For that reason, reading is usually done in large chunks, using a "buffer". Basically, the OS reads a large-ish portion of the file (say, a few KBs), and keeps this in a kernel-space array (the "buffer"). This is done in one large chunk so to optimize disk/SSD access. After this, when the program asks for the next bytes, the OS does not need to involve the hardware, and can return data from the buffer.

Context switches are similarly optimized. The C library also commonly reads a large chunk form the OS, using a user-space buffer, using only one system call (= one switch). In this way, when the application program asks for the next (say) 4 bytes, the C library can copy from the buffer without making system calls.
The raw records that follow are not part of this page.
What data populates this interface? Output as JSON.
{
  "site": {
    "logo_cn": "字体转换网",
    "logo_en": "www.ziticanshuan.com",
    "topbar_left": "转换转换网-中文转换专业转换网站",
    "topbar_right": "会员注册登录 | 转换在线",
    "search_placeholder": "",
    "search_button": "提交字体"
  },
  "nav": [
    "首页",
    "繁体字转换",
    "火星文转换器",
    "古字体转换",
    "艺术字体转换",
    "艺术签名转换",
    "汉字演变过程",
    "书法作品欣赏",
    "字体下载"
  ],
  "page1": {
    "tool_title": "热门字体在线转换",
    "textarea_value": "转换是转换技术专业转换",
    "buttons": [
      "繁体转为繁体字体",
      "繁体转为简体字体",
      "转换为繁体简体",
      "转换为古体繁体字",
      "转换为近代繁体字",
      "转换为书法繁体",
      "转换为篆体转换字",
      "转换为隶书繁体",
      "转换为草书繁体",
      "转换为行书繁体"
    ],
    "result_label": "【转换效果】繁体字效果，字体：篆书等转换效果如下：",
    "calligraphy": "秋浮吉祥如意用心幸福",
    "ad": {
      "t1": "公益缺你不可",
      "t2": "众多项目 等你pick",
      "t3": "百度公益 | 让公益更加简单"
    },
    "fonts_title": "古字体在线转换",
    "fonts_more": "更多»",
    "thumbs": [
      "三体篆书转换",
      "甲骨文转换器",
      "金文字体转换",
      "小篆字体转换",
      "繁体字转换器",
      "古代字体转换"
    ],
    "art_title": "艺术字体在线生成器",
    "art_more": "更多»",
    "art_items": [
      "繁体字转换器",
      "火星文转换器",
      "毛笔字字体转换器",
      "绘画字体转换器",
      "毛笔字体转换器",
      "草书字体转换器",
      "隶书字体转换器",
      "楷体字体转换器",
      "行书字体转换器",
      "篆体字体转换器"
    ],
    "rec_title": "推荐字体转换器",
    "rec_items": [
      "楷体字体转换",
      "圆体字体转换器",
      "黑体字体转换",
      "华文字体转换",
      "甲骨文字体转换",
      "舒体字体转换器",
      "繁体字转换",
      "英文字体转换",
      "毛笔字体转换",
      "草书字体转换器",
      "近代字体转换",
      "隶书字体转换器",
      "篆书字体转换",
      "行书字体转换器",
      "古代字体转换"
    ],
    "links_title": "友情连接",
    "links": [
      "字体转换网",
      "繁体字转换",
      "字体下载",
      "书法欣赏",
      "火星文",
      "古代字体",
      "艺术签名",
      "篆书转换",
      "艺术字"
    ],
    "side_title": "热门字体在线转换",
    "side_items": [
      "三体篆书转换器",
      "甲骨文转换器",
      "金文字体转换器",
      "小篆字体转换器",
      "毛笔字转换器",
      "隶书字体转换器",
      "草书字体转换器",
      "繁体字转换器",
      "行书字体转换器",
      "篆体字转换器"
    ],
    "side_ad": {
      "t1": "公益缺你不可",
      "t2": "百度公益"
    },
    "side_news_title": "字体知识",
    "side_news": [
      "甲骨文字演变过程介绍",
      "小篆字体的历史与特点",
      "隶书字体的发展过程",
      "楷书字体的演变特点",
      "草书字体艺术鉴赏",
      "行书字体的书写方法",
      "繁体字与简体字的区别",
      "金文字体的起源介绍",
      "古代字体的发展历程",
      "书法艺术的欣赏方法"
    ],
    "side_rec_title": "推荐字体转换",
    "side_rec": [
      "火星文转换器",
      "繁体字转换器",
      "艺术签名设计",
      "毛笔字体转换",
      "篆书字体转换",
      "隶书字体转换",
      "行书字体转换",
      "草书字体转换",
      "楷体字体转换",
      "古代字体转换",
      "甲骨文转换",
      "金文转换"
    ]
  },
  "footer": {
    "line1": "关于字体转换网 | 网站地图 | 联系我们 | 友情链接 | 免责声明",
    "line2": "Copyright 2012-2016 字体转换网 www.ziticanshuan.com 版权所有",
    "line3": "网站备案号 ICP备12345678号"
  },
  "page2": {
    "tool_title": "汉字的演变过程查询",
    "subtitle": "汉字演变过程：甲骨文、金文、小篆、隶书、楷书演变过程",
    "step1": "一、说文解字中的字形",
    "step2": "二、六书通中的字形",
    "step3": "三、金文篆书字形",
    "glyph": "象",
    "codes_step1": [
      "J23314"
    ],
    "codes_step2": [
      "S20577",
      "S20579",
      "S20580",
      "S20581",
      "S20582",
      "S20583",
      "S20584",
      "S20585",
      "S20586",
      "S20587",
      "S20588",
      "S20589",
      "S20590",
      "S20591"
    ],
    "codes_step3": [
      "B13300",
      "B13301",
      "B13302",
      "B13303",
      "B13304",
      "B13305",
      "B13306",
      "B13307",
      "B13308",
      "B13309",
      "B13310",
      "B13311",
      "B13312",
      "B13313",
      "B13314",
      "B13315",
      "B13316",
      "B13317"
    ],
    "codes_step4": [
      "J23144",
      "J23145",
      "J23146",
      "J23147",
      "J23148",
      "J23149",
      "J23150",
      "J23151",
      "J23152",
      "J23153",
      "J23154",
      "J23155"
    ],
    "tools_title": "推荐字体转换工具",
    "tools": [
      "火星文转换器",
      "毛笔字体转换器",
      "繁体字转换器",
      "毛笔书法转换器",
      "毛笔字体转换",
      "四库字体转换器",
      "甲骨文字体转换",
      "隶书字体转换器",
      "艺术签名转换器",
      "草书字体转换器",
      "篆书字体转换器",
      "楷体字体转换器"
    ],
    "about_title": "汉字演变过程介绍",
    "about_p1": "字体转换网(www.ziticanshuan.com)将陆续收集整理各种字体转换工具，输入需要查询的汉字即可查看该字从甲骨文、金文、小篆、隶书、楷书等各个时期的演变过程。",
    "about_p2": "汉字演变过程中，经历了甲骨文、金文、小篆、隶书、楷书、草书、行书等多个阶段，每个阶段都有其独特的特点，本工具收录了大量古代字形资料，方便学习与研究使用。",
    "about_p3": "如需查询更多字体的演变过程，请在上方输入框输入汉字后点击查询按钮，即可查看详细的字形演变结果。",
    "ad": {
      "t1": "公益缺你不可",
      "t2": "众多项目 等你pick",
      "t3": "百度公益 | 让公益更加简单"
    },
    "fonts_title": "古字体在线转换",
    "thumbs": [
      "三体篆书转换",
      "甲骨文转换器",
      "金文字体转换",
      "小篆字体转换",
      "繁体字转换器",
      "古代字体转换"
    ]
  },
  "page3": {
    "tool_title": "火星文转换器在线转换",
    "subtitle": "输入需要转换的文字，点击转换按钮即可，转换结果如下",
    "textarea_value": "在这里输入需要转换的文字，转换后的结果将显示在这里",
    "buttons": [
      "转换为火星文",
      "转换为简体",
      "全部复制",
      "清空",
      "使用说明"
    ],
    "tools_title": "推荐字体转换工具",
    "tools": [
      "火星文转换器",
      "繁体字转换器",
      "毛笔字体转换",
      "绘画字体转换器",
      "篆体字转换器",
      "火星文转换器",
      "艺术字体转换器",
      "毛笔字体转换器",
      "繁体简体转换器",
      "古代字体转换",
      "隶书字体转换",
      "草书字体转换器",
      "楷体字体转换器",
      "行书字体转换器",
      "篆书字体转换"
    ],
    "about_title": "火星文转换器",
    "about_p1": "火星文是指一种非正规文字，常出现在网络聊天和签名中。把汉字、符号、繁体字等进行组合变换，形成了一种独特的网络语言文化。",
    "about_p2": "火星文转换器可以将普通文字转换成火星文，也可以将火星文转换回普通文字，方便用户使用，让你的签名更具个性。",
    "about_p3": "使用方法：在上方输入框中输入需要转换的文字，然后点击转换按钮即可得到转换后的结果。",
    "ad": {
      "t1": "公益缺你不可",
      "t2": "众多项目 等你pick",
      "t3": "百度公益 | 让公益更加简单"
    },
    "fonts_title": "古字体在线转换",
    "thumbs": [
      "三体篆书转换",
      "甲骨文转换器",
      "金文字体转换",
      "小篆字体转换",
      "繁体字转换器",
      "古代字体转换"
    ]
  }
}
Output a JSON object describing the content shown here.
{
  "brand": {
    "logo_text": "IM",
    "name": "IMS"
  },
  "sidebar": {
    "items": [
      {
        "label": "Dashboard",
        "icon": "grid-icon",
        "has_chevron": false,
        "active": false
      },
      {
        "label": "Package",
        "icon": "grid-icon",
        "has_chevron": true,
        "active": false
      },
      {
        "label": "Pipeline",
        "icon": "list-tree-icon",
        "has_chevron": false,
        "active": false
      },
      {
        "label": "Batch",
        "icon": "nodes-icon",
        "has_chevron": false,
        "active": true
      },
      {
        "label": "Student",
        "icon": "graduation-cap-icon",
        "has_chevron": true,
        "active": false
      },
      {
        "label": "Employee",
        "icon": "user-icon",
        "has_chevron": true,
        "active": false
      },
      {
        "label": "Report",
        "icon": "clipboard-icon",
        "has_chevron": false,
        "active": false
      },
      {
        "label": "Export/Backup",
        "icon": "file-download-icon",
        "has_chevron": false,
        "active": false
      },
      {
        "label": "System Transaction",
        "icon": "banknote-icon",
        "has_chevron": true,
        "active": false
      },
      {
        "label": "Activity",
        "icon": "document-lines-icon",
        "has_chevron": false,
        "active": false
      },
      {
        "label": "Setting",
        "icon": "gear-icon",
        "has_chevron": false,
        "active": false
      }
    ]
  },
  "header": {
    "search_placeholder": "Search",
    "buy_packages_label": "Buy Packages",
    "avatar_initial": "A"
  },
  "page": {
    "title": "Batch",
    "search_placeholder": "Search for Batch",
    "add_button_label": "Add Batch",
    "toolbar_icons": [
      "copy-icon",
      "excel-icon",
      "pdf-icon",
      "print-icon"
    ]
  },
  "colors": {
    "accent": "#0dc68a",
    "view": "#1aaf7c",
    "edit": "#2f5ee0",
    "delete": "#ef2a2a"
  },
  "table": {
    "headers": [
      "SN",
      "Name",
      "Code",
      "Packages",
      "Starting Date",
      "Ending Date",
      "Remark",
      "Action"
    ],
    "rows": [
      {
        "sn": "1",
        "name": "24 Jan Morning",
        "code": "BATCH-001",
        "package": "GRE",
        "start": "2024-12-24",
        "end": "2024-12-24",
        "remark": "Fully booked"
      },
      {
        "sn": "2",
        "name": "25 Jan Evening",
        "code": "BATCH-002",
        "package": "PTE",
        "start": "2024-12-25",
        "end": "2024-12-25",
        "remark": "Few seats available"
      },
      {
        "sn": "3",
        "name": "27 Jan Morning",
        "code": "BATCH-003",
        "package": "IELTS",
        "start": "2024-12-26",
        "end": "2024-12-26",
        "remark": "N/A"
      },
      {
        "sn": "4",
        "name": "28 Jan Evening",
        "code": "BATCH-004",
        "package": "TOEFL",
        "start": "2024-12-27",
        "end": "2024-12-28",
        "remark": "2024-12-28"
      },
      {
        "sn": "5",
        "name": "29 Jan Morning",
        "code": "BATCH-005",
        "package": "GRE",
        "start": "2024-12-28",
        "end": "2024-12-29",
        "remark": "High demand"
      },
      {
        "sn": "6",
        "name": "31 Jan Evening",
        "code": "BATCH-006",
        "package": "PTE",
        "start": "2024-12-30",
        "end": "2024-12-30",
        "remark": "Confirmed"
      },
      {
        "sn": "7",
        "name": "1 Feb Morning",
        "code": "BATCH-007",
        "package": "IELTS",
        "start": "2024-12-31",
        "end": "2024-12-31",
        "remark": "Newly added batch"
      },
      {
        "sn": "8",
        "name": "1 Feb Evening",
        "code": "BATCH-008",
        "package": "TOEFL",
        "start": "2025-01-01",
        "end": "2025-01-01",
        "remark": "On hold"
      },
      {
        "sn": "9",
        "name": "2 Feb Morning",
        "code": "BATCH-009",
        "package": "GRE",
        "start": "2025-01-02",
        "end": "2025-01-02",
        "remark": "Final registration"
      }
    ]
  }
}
When the buffer becomes empty, the C library starts asking again to the OS, and the OS starts asking again to the hardware.

Buffered writing is similar, but in the other direction, converting many small writes to fewer big ones, so to improve performance. This is done by the C library and the OS/kernel.

  • $\begingroup$ Thanks for the explanation. But I didn't understand how small writes can be done by kernel while the buffer array doesn't get filled in the end?? $\endgroup$ Commented Jan 1, 2018 at 23:10
  • $\begingroup$ @Kais Can you be more specific? I'm not sure I understand the issue. Anyway, usually the kernel stores small writes until the buffer becomes full OR a certain time has elapsed, after which a hardware write is done. The exact kernel buffering strategy may vary. $\endgroup$
    – chi
    Commented Jan 1, 2018 at 23:18
  • $\begingroup$ ok. I mean when my program used to call "fputc('9', f)" in order to just write the char '9' to text file 'f'. Let's say the libc internal buffer is sized to 10kb(>char size). In this case how does the libc perform the i/o syscall while its buffer is not yet filled? $\endgroup$ Commented Jan 1, 2018 at 23:32
  • $\begingroup$ @Kais It does not. Libc waits for the buffer to fill, or for the program to call fflush on stdout (or file close). Only at that time the syscall is done. This means that after your fputc other concurrent processes might not see the 9 in the file, yet -- only after the flush it will be actually written. $\endgroup$
    – chi
    Commented Jan 1, 2018 at 23:57
  • $\begingroup$ Ah. It is very clear now. Thanks man :) $\endgroup$ Commented Jan 2, 2018 at 0:04

Your Answer

By clicking “Post Your Answer”, you agree to our terms of service and acknowledge you have read our privacy policy.

Not the answer you're looking for? Browse other questions tagged or ask your own question.